Share your top six picks. Email them – just your top six, please – to FOXNEWSFIRST@FOXNEWS.COM or tweet @cstirewalt.

Recent reports suggest that the NSA collected information from e-mails, text messages, and phone calls from 900,000 ordinary Americans. Fox News Senior Judicial Analyst Judge Andrew Napolitano explains what it means for liberties: “When the government sees or hears all, it knows all. And when the people tolerate a government that knows all, they will be afraid to be themselves. And the joy of being and expressing oneself is the very reason we have a Constitution designed to restrain government.”

House members got a surprise early in the morning, their stomping ground in the Capitol could be “contaminated” with what appears to be asbestos, sources tell Fox News. The Capitol Police Hazardous Materials Response team and the Architect of the Capitol are on the scene. While a few portions of the Capitol building remain closed, the House will start a scheduled 10 a.m. session at noon. The Senate is unscathed.

‘STILL #1 THO!!’
Michael Kelly Boyer
became a bit of a local celebrity in Spokane, Wash. after he waited in line for 19 hours – complete with a sleeping bag and food – to buy be the first in the city to buy legal pot on Tuesday.
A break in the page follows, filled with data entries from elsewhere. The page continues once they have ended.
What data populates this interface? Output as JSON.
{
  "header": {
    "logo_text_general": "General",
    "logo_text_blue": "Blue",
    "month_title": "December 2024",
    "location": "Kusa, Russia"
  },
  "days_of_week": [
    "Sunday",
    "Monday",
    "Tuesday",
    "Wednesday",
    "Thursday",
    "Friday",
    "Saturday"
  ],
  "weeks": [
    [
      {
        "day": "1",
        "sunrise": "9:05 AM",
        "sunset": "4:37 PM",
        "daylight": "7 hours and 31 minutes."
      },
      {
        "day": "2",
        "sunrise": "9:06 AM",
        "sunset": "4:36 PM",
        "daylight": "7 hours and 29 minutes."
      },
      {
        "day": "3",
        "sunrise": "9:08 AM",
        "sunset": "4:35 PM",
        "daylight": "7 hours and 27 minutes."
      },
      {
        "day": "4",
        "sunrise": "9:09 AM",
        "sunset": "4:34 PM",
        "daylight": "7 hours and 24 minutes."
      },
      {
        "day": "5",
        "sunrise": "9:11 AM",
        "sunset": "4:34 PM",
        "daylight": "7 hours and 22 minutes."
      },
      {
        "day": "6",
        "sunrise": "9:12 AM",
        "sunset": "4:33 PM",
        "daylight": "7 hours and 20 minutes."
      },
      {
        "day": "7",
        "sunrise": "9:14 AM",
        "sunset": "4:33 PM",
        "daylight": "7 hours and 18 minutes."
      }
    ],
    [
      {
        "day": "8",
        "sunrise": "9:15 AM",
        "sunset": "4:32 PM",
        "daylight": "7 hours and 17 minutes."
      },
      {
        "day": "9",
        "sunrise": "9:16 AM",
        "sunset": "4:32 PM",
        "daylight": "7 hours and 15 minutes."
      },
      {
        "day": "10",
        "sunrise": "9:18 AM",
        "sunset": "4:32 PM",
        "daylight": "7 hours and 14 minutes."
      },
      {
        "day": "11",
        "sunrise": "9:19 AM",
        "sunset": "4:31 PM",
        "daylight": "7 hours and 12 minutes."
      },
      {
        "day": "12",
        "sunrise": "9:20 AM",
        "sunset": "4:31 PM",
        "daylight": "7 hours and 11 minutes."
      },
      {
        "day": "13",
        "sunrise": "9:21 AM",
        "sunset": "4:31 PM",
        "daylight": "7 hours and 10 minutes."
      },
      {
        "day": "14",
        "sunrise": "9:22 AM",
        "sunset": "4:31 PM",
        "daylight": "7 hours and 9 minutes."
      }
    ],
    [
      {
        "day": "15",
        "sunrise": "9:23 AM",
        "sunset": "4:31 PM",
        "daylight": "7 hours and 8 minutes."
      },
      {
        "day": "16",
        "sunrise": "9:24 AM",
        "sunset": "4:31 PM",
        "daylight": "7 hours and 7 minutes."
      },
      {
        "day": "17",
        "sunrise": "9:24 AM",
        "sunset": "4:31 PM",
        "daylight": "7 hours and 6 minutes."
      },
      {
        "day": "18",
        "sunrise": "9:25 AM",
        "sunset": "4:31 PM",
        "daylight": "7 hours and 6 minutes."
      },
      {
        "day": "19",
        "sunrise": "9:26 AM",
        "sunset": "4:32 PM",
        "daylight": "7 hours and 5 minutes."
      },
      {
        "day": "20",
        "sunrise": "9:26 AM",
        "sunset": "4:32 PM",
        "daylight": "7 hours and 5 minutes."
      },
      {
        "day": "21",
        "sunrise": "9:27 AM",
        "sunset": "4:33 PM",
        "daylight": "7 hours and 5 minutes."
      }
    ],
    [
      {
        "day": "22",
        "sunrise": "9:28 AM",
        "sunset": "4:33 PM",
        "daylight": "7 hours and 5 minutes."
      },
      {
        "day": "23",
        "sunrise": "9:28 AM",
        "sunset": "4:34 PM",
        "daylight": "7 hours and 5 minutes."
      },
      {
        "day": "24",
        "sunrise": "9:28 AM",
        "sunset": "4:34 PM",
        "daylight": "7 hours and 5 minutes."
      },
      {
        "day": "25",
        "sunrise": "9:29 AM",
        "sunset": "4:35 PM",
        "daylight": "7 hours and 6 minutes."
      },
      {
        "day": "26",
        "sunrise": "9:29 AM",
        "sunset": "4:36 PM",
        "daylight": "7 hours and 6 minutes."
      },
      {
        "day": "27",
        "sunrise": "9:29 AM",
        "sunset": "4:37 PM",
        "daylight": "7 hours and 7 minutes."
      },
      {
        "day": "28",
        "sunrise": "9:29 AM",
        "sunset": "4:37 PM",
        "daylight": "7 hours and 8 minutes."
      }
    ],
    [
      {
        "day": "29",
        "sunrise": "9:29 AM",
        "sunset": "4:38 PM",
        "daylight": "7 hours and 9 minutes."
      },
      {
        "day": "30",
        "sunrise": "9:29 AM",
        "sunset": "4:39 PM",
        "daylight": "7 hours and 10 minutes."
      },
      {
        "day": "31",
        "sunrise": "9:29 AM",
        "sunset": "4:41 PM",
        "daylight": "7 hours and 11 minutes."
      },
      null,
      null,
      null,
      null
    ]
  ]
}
But in his enthusiasm to tell local reporters about his ganja devotion, Boyer’s neglected to consider his employer’s strict no-drug policy. Boyer took time off for the pot quest from his post as a security guard for Labor Ready, a staffing firm with a strict no-drug policy. After the multiple media outlets showed Boyer in his tie-dyed shirt holding his proud purchase over his head like a trophy, Boyer says his bosses told him to take a drug test. The result might have severely harshed his mellow. But Boyer remains chill, posting a Craigslist ad with his resume saying he lost his job but is “still #1 tho!!”  In the ad, Boyer confirms that he may be jobless because of the sweet cheeba, but he “regrets nothing.”
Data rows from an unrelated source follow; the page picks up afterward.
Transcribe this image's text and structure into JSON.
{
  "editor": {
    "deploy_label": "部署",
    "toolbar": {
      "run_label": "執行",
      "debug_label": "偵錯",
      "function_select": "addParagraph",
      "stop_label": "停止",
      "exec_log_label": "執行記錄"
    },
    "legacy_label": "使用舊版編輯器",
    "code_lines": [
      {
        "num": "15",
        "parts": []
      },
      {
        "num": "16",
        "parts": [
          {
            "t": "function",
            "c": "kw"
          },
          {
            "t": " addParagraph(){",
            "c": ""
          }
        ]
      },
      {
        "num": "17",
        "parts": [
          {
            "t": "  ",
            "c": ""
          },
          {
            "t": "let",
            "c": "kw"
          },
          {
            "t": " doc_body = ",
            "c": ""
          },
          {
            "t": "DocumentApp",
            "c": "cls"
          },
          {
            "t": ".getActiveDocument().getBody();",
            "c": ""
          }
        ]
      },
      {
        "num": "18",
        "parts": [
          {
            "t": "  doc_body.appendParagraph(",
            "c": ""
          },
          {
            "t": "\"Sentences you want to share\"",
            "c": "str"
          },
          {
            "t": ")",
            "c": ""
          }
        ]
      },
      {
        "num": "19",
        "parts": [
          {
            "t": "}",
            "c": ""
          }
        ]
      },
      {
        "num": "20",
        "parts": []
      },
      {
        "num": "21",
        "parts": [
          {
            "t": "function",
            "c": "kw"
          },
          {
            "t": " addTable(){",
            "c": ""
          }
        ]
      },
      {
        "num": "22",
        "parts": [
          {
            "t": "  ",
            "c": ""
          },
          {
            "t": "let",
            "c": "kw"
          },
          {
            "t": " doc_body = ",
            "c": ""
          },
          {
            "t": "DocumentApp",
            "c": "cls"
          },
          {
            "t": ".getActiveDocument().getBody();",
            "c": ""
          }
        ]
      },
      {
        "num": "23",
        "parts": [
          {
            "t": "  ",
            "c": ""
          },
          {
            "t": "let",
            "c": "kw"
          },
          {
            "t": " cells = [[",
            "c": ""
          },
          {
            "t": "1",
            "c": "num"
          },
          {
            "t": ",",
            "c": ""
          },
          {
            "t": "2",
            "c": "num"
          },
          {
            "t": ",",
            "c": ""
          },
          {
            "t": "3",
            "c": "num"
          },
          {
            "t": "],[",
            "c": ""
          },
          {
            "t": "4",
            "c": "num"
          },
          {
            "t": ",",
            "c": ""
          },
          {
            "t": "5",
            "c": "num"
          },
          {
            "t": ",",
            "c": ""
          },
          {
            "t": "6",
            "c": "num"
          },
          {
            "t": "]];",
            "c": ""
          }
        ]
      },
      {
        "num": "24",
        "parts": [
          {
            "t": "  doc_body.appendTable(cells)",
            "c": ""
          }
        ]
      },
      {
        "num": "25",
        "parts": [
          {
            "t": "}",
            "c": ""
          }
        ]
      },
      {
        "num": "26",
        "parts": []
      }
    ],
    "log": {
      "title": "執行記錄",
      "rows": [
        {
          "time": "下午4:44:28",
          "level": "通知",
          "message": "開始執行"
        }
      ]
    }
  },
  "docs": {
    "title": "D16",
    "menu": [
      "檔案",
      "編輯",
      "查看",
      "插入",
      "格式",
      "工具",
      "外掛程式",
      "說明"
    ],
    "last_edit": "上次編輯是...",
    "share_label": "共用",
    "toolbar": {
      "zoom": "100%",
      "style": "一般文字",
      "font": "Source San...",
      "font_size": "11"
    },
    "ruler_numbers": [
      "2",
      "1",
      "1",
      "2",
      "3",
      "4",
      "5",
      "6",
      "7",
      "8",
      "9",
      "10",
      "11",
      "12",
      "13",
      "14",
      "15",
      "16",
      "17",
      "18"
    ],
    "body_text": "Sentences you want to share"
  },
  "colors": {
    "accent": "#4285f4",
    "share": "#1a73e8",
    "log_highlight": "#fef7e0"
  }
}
Chris Stirewalt is digital politics editor for Fox News. Want FOX News First in your inbox every day? Sign up here.